The Aurora Borealis, better known as the Northern Lights, is one of the most spectacular sights that nature bestows upon us earth dwellers. The lights are formed from collisions between gaseous particles in the Earth’s atmosphere with charged particles released from the sun’s atmosphere generating heat, which is released as these hues. The lights generally extend from 50 miles to as high as 400 miles above the Lithosphere. The lights have, due to their eerie nature and prominent positioning in the sky, possessed many symbolic meanings from different cultures: Romans believed that they were harbingers of ill-tidings, such as war or famine, while the Inuits of Alaska believed that the lights were the spirits of hunted animals.
The Lights are generally seen in the northern and southern hemispheres over the poles. Areas free from pollution with a thin atmospheric layer are the best places to observe them. Locations in Canada, Alaska, Greenland, and Iceland are excellent hosts to these magnificent lights, and, as I was to learn for myself, they are not the only locations where you might be lucky enough to catch a glimpse of them.

Photo credit: https://oceanwide-expeditions.com/to-do/experiences/aurora-borealis-northern-light


As I returned from my lectures, walking through the city over the Emajogi river, the backdrop that adorned the bridge was truly eye-catching. Spanning the horizon before I was an aberrant yet beautiful expanse of light in the sky, radiating a soft glow all over the scenery with patches of green, lighting up the night.

The thought of an artist setting up his tools to draw the landscape or a nature-inspired photographer taking wide angles of the view filled my mind: how else could one react to such a magnificent sight? The radiance that glowed over the cityscape was mesmerizing, and it was awe-inspiring to see nature marking the sky over the City of Good Thoughts. The intensity increased as dusk broke and the eerie lights filled the night sky with hues of green and yellow, casting brilliant lights all over the cityscape.

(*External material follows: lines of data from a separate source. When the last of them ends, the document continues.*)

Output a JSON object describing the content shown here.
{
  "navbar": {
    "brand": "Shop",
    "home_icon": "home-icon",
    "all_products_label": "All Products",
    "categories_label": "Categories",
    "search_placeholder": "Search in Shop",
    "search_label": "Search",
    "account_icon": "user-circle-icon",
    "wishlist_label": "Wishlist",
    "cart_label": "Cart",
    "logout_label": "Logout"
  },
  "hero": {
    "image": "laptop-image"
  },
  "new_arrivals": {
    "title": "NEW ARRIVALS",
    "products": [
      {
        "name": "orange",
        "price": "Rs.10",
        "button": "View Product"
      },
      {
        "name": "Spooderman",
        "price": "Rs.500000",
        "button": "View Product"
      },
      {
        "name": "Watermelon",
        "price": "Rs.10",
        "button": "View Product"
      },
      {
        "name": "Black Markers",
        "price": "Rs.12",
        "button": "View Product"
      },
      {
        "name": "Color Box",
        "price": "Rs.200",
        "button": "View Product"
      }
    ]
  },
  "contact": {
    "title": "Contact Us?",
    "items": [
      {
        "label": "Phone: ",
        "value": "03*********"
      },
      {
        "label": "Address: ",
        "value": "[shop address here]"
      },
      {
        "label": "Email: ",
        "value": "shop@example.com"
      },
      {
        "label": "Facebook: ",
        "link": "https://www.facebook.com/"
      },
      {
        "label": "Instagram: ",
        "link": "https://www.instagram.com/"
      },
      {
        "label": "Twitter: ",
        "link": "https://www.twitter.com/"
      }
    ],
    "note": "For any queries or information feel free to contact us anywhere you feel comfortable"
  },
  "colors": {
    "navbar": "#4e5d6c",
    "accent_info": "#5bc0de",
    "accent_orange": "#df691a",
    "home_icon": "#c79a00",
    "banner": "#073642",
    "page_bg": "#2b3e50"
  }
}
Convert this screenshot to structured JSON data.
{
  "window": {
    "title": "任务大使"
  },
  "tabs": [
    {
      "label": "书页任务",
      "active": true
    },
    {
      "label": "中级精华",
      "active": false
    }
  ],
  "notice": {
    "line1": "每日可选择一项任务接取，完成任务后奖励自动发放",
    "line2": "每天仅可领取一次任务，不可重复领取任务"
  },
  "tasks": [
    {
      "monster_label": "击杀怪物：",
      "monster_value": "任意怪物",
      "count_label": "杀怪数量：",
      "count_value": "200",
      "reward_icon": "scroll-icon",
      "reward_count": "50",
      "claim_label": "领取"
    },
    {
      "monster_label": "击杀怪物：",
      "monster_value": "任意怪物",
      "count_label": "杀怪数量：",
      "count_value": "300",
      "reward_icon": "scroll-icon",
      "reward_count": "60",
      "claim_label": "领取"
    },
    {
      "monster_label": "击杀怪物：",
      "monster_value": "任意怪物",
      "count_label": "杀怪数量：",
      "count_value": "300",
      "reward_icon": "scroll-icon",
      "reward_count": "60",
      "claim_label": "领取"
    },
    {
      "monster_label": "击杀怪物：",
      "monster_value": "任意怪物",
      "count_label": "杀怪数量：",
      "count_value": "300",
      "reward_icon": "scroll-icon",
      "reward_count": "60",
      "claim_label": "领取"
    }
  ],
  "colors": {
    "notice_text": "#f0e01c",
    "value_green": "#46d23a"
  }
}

It did not take long for my excitement to rise as realization dawned upon me; a similar image that I had seen in my early days while exploring the mysteries, the vast expanse of space held for us. A walk down memory lane flipped me back to the illuminated sky that I had yearned to see as a child. As a space enthusiast driven by the conundrums of nature, the occurrence of Northern Lights in pictures and references, a truly spectacular sight even within the those framed pictures,  motivated me to take a trip someday and personally experience the natural occurrence.

And here I was standing truly amazed at the sight before me, for I was actually witnessing the Northern Lights in the skies over Tartu. Stretching across the sky, above the city skyline, the blazing lights glowed with ecstasy, filling the ordinarily darkened skies with the wondrous display of nature’s majesty.

The sight kept me infatuated for a while mesmerized, under the influence of the aura of the aurora. Nevertheless, with a smile on my face and an enlightened soul, witnessing yet another beautiful autumn night in Tartu, I proceeded back to my dormitory with a new sense of appreciation for the natural beauty of our world.


That’s the beauty of nature; it beckons us to its most beautiful sights unexpectedly. All we can do, as contrary as it might sound, is be prepared for that which cannot be prepared for and be willing to succumb to the enigma that it holds. The sights of nature are usually accompanied by the serenity associated with receiving a reminder of the true purpose of life. Pulling us out of our artificial constructs, nature brings us face front with the reality of existence. It ultimately is another reminder to preserve that which nurtures and intrigues us, to protect the fragile and wondrous beauty of our world as we seek to grow and develop an intelligent species.